(Note: This is part of a series on post-loss duties).
These days it is hard to find a topic on property insurance law that has not been previously discussed in some way on this blog. However, many new people join our blog each day, so I feel it is important to bring up previous posts in order to learn and build on what has been said before. In a previous blog, (Cooperation Clause Does Not Require Policyholder’s Slavish Obedience), Chip discussed the growing trend of insurers’ threatening letters to policyholders stating that a failure to comply with every single request could void coverage under the cooperation clause.
While it is true that a policyholder’s failure to cooperate with the investigation of a claim can result in a denial of coverage, it is important to note that the cooperation clause was not intended to enslave the policyholder and leave them at the mercy of a carrier’s overly burdensome and unreasonable requests.
As the previous post states, in Florida, carriers have a very high burden in order to void coverage with a cooperation clause defense.
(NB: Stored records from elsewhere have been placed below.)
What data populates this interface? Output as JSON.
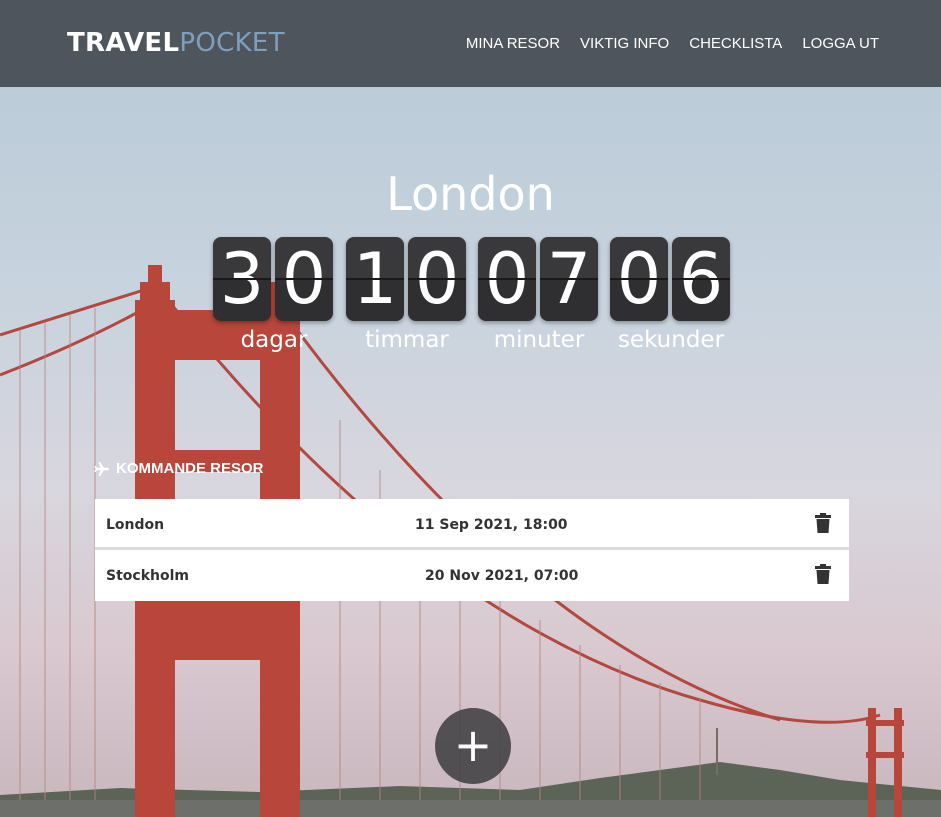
{
  "brand": {
    "part1": "TRAVEL",
    "part2": "POCKET"
  },
  "nav": [
    "MINA RESOR",
    "VIKTIG INFO",
    "CHECKLISTA",
    "LOGGA UT"
  ],
  "hero": {
    "destination": "London"
  },
  "countdown": {
    "days": {
      "digits": [
        "3",
        "0"
      ],
      "label": "dagar"
    },
    "hours": {
      "digits": [
        "1",
        "0"
      ],
      "label": "timmar"
    },
    "minutes": {
      "digits": [
        "0",
        "7"
      ],
      "label": "minuter"
    },
    "seconds": {
      "digits": [
        "0",
        "6"
      ],
      "label": "sekunder"
    }
  },
  "upcoming": {
    "title": "KOMMANDE RESOR",
    "trips": [
      {
        "name": "London",
        "date": "11 Sep 2021, 18:00"
      },
      {
        "name": "Stockholm",
        "date": "20 Nov 2021, 07:00"
      }
    ]
  },
  "add_button": {
    "label": "+"
  },
  "colors": {
    "navbar": "#4f555c",
    "brand_accent": "#7e9fbd",
    "digit_bg": "#2f2f31",
    "bridge": "#b8463a"
  },
  "icons": {
    "section": "plane-icon",
    "delete": "trash-icon"
  }
}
The carrier must show a number of things in order to prevail on this defense. While the Coconut Key Homeowners Ass’n v. Lexington Ins. Co., case required the insurer to show that there had been a material breach of the clause and that it had been substantially prejudiced as a result of the breach, previous Florida decisions have broken this test down into a four point test.
In Phila. Indem. Ins. Co. v. Kohne, 181 Fed.Appx. 888 (11th Cir. 2006), the court stated:
Under Florida law, an insurer is excused from its obligations under the cooperation clause if the insurer demonstrates: (1) the insured failed to cooperate; (2) the lack of cooperation was material; (3) the insurer suffered substantial prejudice as a result of the insured’s failure to cooperate; and (4) the insurer exercised diligence and good faith in trying to bring about the insured’s cooperation.
While this is essentially the same test stated in Coconut Key, it breaks the analysis down a few steps further and even ratifies that an insurer has an obligation to act in good faith to try and get the insured to cooperate. This prevents an insurer from being able to sit on its hands and wait for an insured to commit a perceived breach of the cooperation clause to deny coverage.
Other states have similar decisions and requirements. In Louisiana, the courts have held that an insured’s failure to submit an inventory and proof of loss on a fire claim, as well as an insured’s failure to submit to an examination under oath were material breaches of the cooperation clause and could therefore void coverage. Brantley v. State Farm Ins. Co., 865 So.2d 265 (La. App. 2nd Cir. 2004).
While failing to submit a proof of loss or inventory, as well as failing to sit for an EUO are possibly more likely to constitute a material breach, it is important to weigh each request a carrier makes. Guessing wrong may have a significant effect on the outcome of the claim, so it is always important to seek guidance from a professional source before refusing an insurers request. This way you can make sure that you have all the facts and the best guidance before making this type of important decision.